*** Block opens ***

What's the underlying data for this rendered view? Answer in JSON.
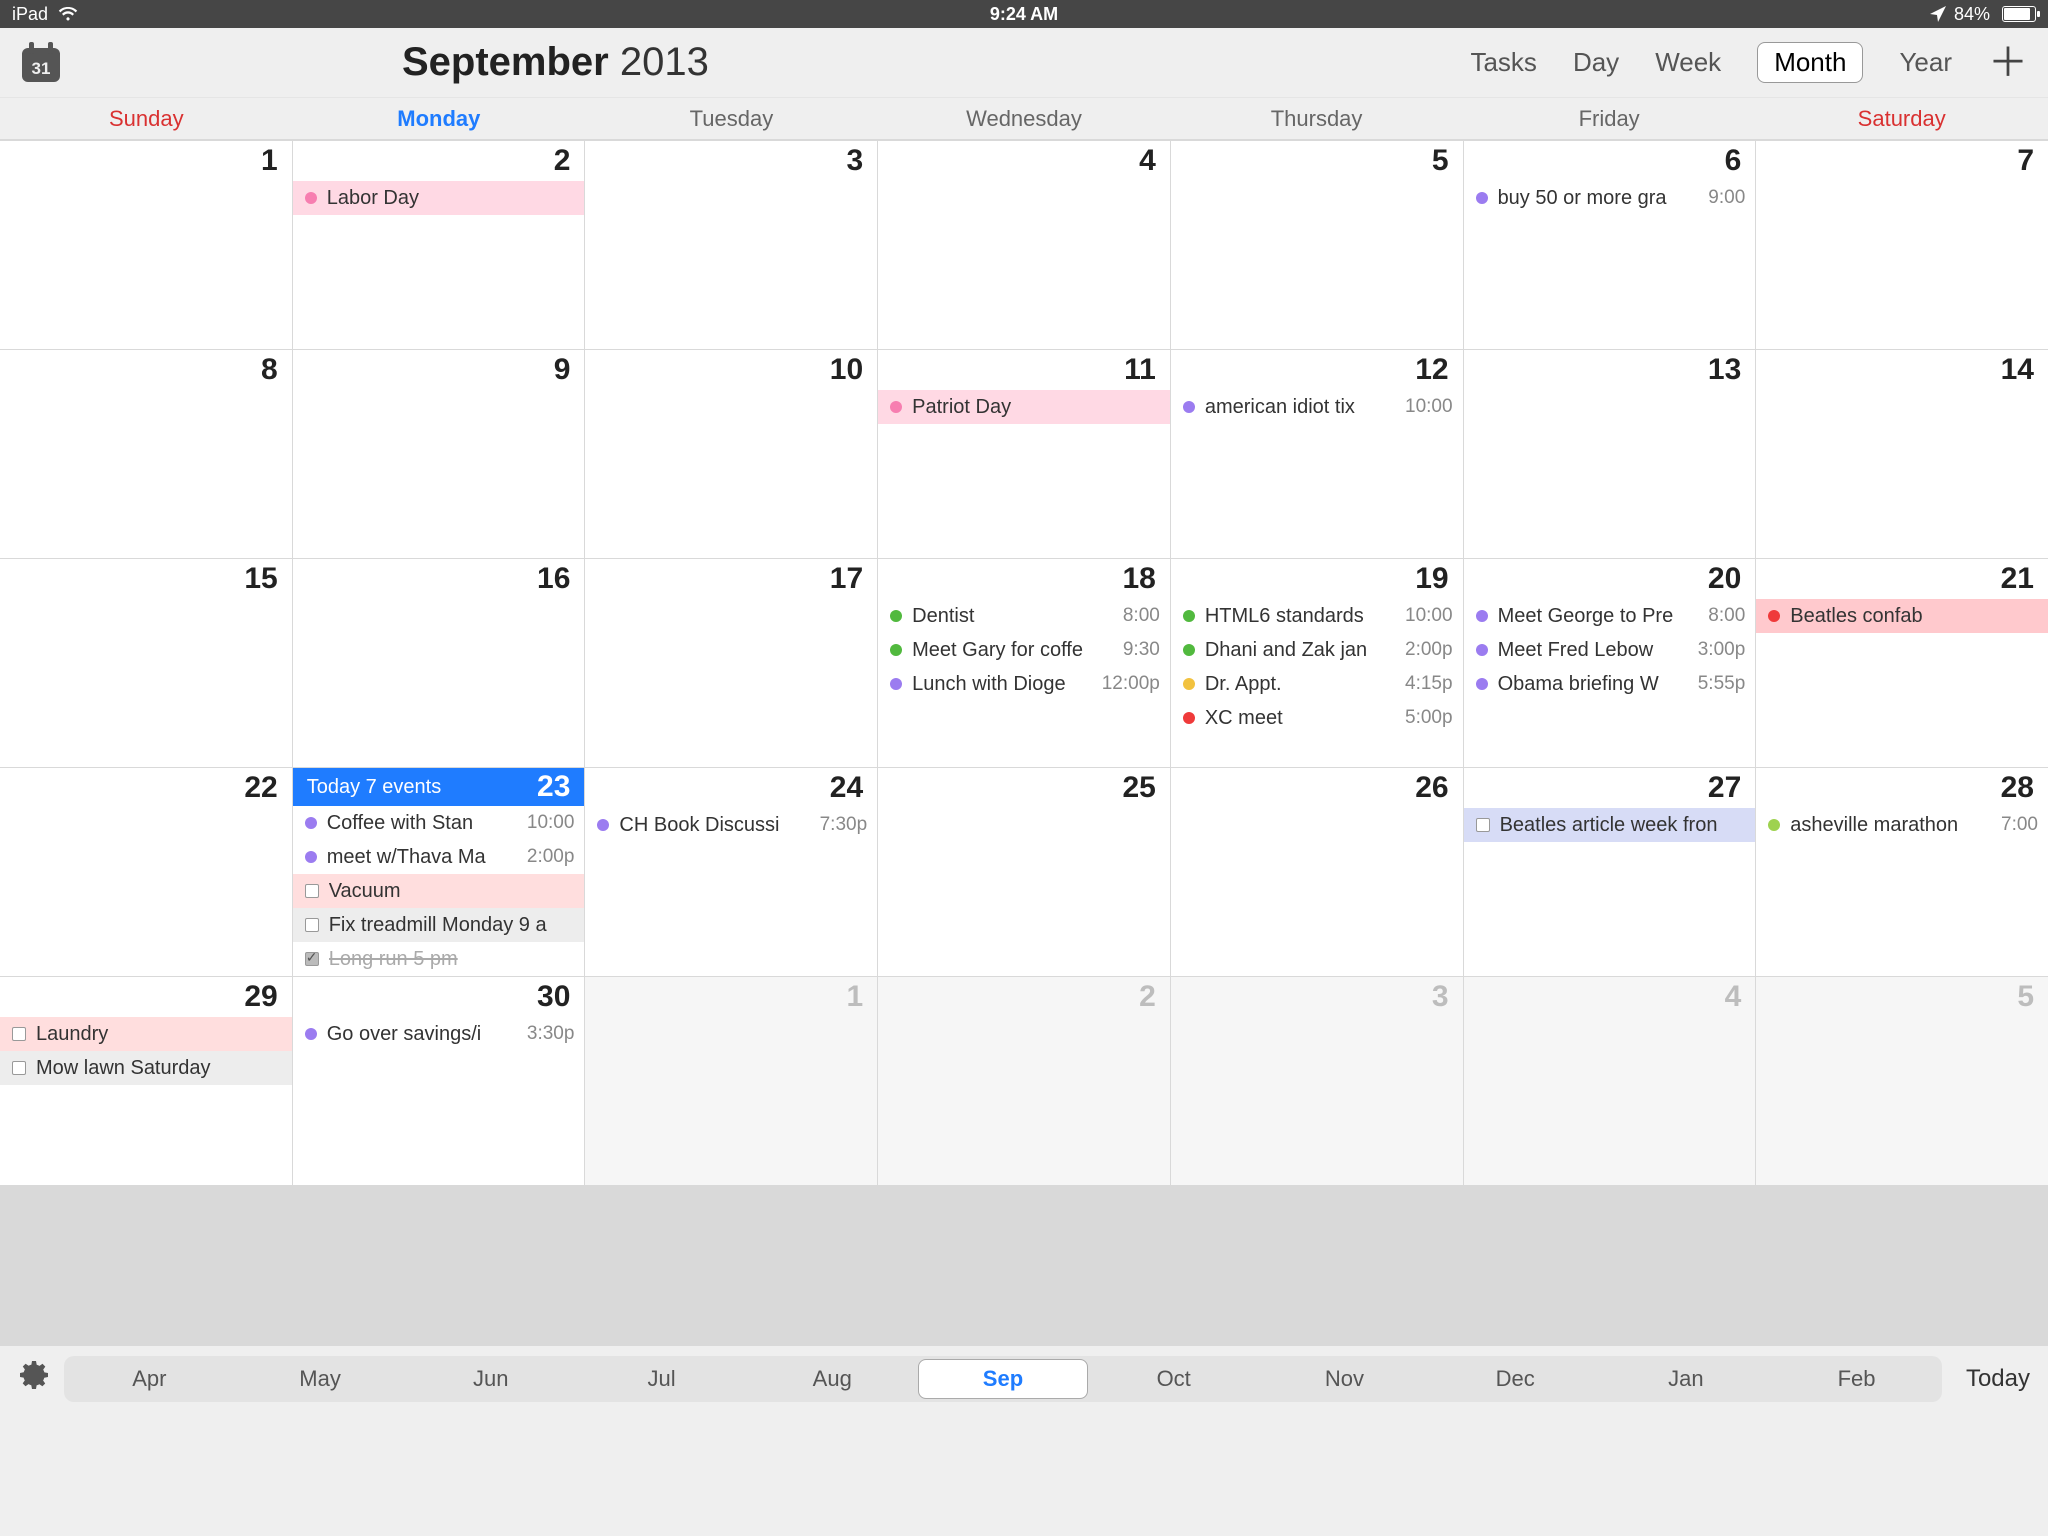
{
  "status": {
    "device": "iPad",
    "time": "9:24 AM",
    "battery": "84%"
  },
  "header": {
    "month": "September",
    "year": "2013",
    "views": [
      "Tasks",
      "Day",
      "Week",
      "Month",
      "Year"
    ],
    "active_view": "Month"
  },
  "dow": [
    "Sunday",
    "Monday",
    "Tuesday",
    "Wednesday",
    "Thursday",
    "Friday",
    "Saturday"
  ],
  "today_label": "Today 7 events",
  "cells": [
    {
      "n": "1"
    },
    {
      "n": "2",
      "events": [
        {
          "kind": "fill-pink",
          "dot": "c-pink",
          "txt": "Labor Day"
        }
      ]
    },
    {
      "n": "3"
    },
    {
      "n": "4"
    },
    {
      "n": "5"
    },
    {
      "n": "6",
      "events": [
        {
          "dot": "c-purple",
          "txt": "buy 50 or more gra",
          "time": "9:00"
        }
      ]
    },
    {
      "n": "7"
    },
    {
      "n": "8"
    },
    {
      "n": "9"
    },
    {
      "n": "10"
    },
    {
      "n": "11",
      "events": [
        {
          "kind": "fill-pink",
          "dot": "c-pink",
          "txt": "Patriot Day"
        }
      ]
    },
    {
      "n": "12",
      "events": [
        {
          "dot": "c-purple",
          "txt": "american idiot tix",
          "time": "10:00"
        }
      ]
    },
    {
      "n": "13"
    },
    {
      "n": "14"
    },
    {
      "n": "15"
    },
    {
      "n": "16"
    },
    {
      "n": "17"
    },
    {
      "n": "18",
      "events": [
        {
          "dot": "c-green",
          "txt": "Dentist",
          "time": "8:00"
        },
        {
          "dot": "c-green",
          "txt": "Meet Gary for coffe",
          "time": "9:30"
        },
        {
          "dot": "c-purple",
          "txt": "Lunch with Dioge",
          "time": "12:00p"
        }
      ]
    },
    {
      "n": "19",
      "events": [
        {
          "dot": "c-green",
          "txt": "HTML6 standards",
          "time": "10:00"
        },
        {
          "dot": "c-green",
          "txt": "Dhani and Zak jan",
          "time": "2:00p"
        },
        {
          "dot": "c-yellow",
          "txt": "Dr. Appt.",
          "time": "4:15p"
        },
        {
          "dot": "c-red",
          "txt": "XC meet",
          "time": "5:00p"
        }
      ]
    },
    {
      "n": "20",
      "events": [
        {
          "dot": "c-purple",
          "txt": "Meet George to Pre",
          "time": "8:00"
        },
        {
          "dot": "c-purple",
          "txt": "Meet Fred Lebow",
          "time": "3:00p"
        },
        {
          "dot": "c-purple",
          "txt": "Obama briefing W",
          "time": "5:55p"
        }
      ]
    },
    {
      "n": "21",
      "events": [
        {
          "kind": "fill-red",
          "dot": "c-red",
          "txt": "Beatles confab"
        }
      ]
    },
    {
      "n": "22"
    },
    {
      "n": "23",
      "today": true,
      "events": [
        {
          "dot": "c-purple",
          "txt": "Coffee with Stan",
          "time": "10:00"
        },
        {
          "dot": "c-purple",
          "txt": "meet w/Thava Ma",
          "time": "2:00p"
        },
        {
          "kind": "fill-rose",
          "box": true,
          "txt": "Vacuum"
        },
        {
          "kind": "fill-grey",
          "box": true,
          "txt": "Fix treadmill Monday 9 a"
        },
        {
          "kind": "done",
          "box": true,
          "checked": true,
          "txt": "Long run 5 pm"
        }
      ]
    },
    {
      "n": "24",
      "events": [
        {
          "dot": "c-purple",
          "txt": "CH Book Discussi",
          "time": "7:30p"
        }
      ]
    },
    {
      "n": "25"
    },
    {
      "n": "26"
    },
    {
      "n": "27",
      "events": [
        {
          "kind": "fill-lav",
          "box": true,
          "txt": "Beatles article week fron"
        }
      ]
    },
    {
      "n": "28",
      "events": [
        {
          "dot": "c-lime",
          "txt": "asheville marathon",
          "time": "7:00"
        }
      ]
    },
    {
      "n": "29",
      "events": [
        {
          "kind": "fill-rose",
          "box": true,
          "txt": "Laundry"
        },
        {
          "kind": "fill-grey",
          "box": true,
          "txt": "Mow lawn Saturday"
        }
      ]
    },
    {
      "n": "30",
      "events": [
        {
          "dot": "c-purple",
          "txt": "Go over savings/i",
          "time": "3:30p"
        }
      ]
    },
    {
      "n": "1",
      "out": true
    },
    {
      "n": "2",
      "out": true
    },
    {
      "n": "3",
      "out": true
    },
    {
      "n": "4",
      "out": true
    },
    {
      "n": "5",
      "out": true
    }
  ],
  "months": [
    "Apr",
    "May",
    "Jun",
    "Jul",
    "Aug",
    "Sep",
    "Oct",
    "Nov",
    "Dec",
    "Jan",
    "Feb"
  ],
  "active_month": "Sep",
  "today_link": "Today"
}
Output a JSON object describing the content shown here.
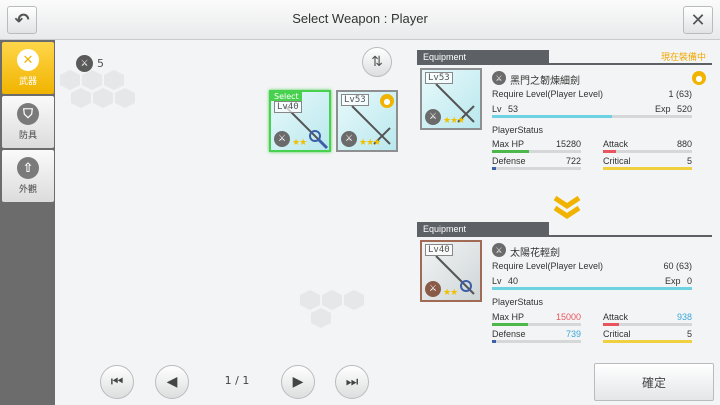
{
  "header": {
    "title": "Select Weapon : Player"
  },
  "sidebar": {
    "tabs": [
      {
        "label": "武器",
        "icon": "crossed-swords-icon",
        "active": true
      },
      {
        "label": "防具",
        "icon": "shield-icon",
        "active": false
      },
      {
        "label": "外觀",
        "icon": "up-arrow-icon",
        "active": false
      }
    ]
  },
  "inventory": {
    "count": "5"
  },
  "cards": [
    {
      "level": "Lv40",
      "select_label": "Select",
      "stars": "★★",
      "selected": true,
      "equipped": false
    },
    {
      "level": "Lv53",
      "stars": "★★★",
      "selected": false,
      "equipped": true
    }
  ],
  "current": {
    "header": "Equipment",
    "status": "現在裝備中",
    "card_level": "Lv53",
    "card_stars": "★★★",
    "name": "黑門之韌煉細劍",
    "require_label": "Require Level(Player Level)",
    "require_value": "1 (63)",
    "lv_label": "Lv",
    "lv_value": "53",
    "exp_label": "Exp",
    "exp_value": "520",
    "player_status_label": "PlayerStatus",
    "maxhp_label": "Max HP",
    "maxhp_value": "15280",
    "attack_label": "Attack",
    "attack_value": "880",
    "defense_label": "Defense",
    "defense_value": "722",
    "critical_label": "Critical",
    "critical_value": "5"
  },
  "selected": {
    "header": "Equipment",
    "card_level": "Lv40",
    "card_stars": "★★",
    "name": "太陽花輕劍",
    "require_label": "Require Level(Player Level)",
    "require_value": "60 (63)",
    "lv_label": "Lv",
    "lv_value": "40",
    "exp_label": "Exp",
    "exp_value": "0",
    "player_status_label": "PlayerStatus",
    "maxhp_label": "Max HP",
    "maxhp_value": "15000",
    "attack_label": "Attack",
    "attack_value": "938",
    "defense_label": "Defense",
    "defense_value": "739",
    "critical_label": "Critical",
    "critical_value": "5"
  },
  "pagination": {
    "indicator": "1 / 1"
  },
  "footer": {
    "confirm_label": "確定"
  },
  "colors": {
    "accent": "#f0b400",
    "selected_border": "#48d14f",
    "stat_down": "#e8555f",
    "stat_up": "#3aa7d8"
  }
}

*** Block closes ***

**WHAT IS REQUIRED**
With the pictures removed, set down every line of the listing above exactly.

**SOLUTION**
What's the underlying data for this rendered view? Answer in JSON.
{
  "status": {
    "device": "iPad",
    "time": "9:24 AM",
    "battery": "84%"
  },
  "header": {
    "month": "September",
    "year": "2013",
    "views": [
      "Tasks",
      "Day",
      "Week",
      "Month",
      "Year"
    ],
    "active_view": "Month"
  },
  "dow": [
    "Sunday",
    "Monday",
    "Tuesday",
    "Wednesday",
    "Thursday",
    "Friday",
    "Saturday"
  ],
  "today_label": "Today 7 events",
  "cells": [
    {
      "n": "1"
    },
    {
      "n": "2",
      "events": [
        {
          "kind": "fill-pink",
          "dot": "c-pink",
          "txt": "Labor Day"
        }
      ]
    },
    {
      "n": "3"
    },
    {
      "n": "4"
    },
    {
      "n": "5"
    },
    {
      "n": "6",
      "events": [
        {
          "dot": "c-purple",
          "txt": "buy 50 or more gra",
          "time": "9:00"
        }
      ]
    },
    {
      "n": "7"
    },
    {
      "n": "8"
    },
    {
      "n": "9"
    },
    {
      "n": "10"
    },
    {
      "n": "11",
      "events": [
        {
          "kind": "fill-pink",
          "dot": "c-pink",
          "txt": "Patriot Day"
        }
      ]
    },
    {
      "n": "12",
      "events": [
        {
          "dot": "c-purple",
          "txt": "american idiot tix",
          "time": "10:00"
        }
      ]
    },
    {
      "n": "13"
    },
    {
      "n": "14"
    },
    {
      "n": "15"
    },
    {
      "n": "16"
    },
    {
      "n": "17"
    },
    {
      "n": "18",
      "events": [
        {
          "dot": "c-green",
          "txt": "Dentist",
          "time": "8:00"
        },
        {
          "dot": "c-green",
          "txt": "Meet Gary for coffe",
          "time": "9:30"
        },
        {
          "dot": "c-purple",
          "txt": "Lunch with Dioge",
          "time": "12:00p"
        }
      ]
    },
    {
      "n": "19",
      "events": [
        {
          "dot": "c-green",
          "txt": "HTML6 standards",
          "time": "10:00"
        },
        {
          "dot": "c-green",
          "txt": "Dhani and Zak jan",
          "time": "2:00p"
        },
        {
          "dot": "c-yellow",
          "txt": "Dr. Appt.",
          "time": "4:15p"
        },
        {
          "dot": "c-red",
          "txt": "XC meet",
          "time": "5:00p"
        }
      ]
    },
    {
      "n": "20",
      "events": [
        {
          "dot": "c-purple",
          "txt": "Meet George to Pre",
          "time": "8:00"
        },
        {
          "dot": "c-purple",
          "txt": "Meet Fred Lebow",
          "time": "3:00p"
        },
        {
          "dot": "c-purple",
          "txt": "Obama briefing W",
          "time": "5:55p"
        }
      ]
    },
    {
      "n": "21",
      "events": [
        {
          "kind": "fill-red",
          "dot": "c-red",
          "txt": "Beatles confab"
        }
      ]
    },
    {
      "n": "22"
    },
    {
      "n": "23",
      "today": true,
      "events": [
        {
          "dot": "c-purple",
          "txt": "Coffee with Stan",
          "time": "10:00"
        },
        {
          "dot": "c-purple",
          "txt": "meet w/Thava Ma",
          "time": "2:00p"
        },
        {
          "kind": "fill-rose",
          "box": true,
          "txt": "Vacuum"
        },
        {
          "kind": "fill-grey",
          "box": true,
          "txt": "Fix treadmill Monday 9 a"
        },
        {
          "kind": "done",
          "box": true,
          "checked": true,
          "txt": "Long run 5 pm"
        }
      ]
    },
    {
      "n": "24",
      "events": [
        {
          "dot": "c-purple",
          "txt": "CH Book Discussi",
          "time": "7:30p"
        }
      ]
    },
    {
      "n": "25"
    },
    {
      "n": "26"
    },
    {
      "n": "27",
      "events": [
        {
          "kind": "fill-lav",
          "box": true,
          "txt": "Beatles article week fron"
        }
      ]
    },
    {
      "n": "28",
      "events": [
        {
          "dot": "c-lime",
          "txt": "asheville marathon",
          "time": "7:00"
        }
      ]
    },
    {
      "n": "29",
      "events": [
        {
          "kind": "fill-rose",
          "box": true,
          "txt": "Laundry"
        },
        {
          "kind": "fill-grey",
          "box": true,
          "txt": "Mow lawn Saturday"
        }
      ]
    },
    {
      "n": "30",
      "events": [
        {
          "dot": "c-purple",
          "txt": "Go over savings/i",
          "time": "3:30p"
        }
      ]
    },
    {
      "n": "1",
      "out": true
    },
    {
      "n": "2",
      "out": true
    },
    {
      "n": "3",
      "out": true
    },
    {
      "n": "4",
      "out": true
    },
    {
      "n": "5",
      "out": true
    }
  ],
  "months": [
    "Apr",
    "May",
    "Jun",
    "Jul",
    "Aug",
    "Sep",
    "Oct",
    "Nov",
    "Dec",
    "Jan",
    "Feb"
  ],
  "active_month": "Sep",
  "today_link": "Today"
}
Output a JSON object describing the content shown here.
{
  "header": {
    "title": "Select Weapon : Player"
  },
  "sidebar": {
    "tabs": [
      {
        "label": "武器",
        "icon": "crossed-swords-icon",
        "active": true
      },
      {
        "label": "防具",
        "icon": "shield-icon",
        "active": false
      },
      {
        "label": "外觀",
        "icon": "up-arrow-icon",
        "active": false
      }
    ]
  },
  "inventory": {
    "count": "5"
  },
  "cards": [
    {
      "level": "Lv40",
      "select_label": "Select",
      "stars": "★★",
      "selected": true,
      "equipped": false
    },
    {
      "level": "Lv53",
      "stars": "★★★",
      "selected": false,
      "equipped": true
    }
  ],
  "current": {
    "header": "Equipment",
    "status": "現在裝備中",
    "card_level": "Lv53",
    "card_stars": "★★★",
    "name": "黑門之韌煉細劍",
    "require_label": "Require Level(Player Level)",
    "require_value": "1 (63)",
    "lv_label": "Lv",
    "lv_value": "53",
    "exp_label": "Exp",
    "exp_value": "520",
    "player_status_label": "PlayerStatus",
    "maxhp_label": "Max HP",
    "maxhp_value": "15280",
    "attack_label": "Attack",
    "attack_value": "880",
    "defense_label": "Defense",
    "defense_value": "722",
    "critical_label": "Critical",
    "critical_value": "5"
  },
  "selected": {
    "header": "Equipment",
    "card_level": "Lv40",
    "card_stars": "★★",
    "name": "太陽花輕劍",
    "require_label": "Require Level(Player Level)",
    "require_value": "60 (63)",
    "lv_label": "Lv",
    "lv_value": "40",
    "exp_label": "Exp",
    "exp_value": "0",
    "player_status_label": "PlayerStatus",
    "maxhp_label": "Max HP",
    "maxhp_value": "15000",
    "attack_label": "Attack",
    "attack_value": "938",
    "defense_label": "Defense",
    "defense_value": "739",
    "critical_label": "Critical",
    "critical_value": "5"
  },
  "pagination": {
    "indicator": "1 / 1"
  },
  "footer": {
    "confirm_label": "確定"
  },
  "colors": {
    "accent": "#f0b400",
    "selected_border": "#48d14f",
    "stat_down": "#e8555f",
    "stat_up": "#3aa7d8"
  }
}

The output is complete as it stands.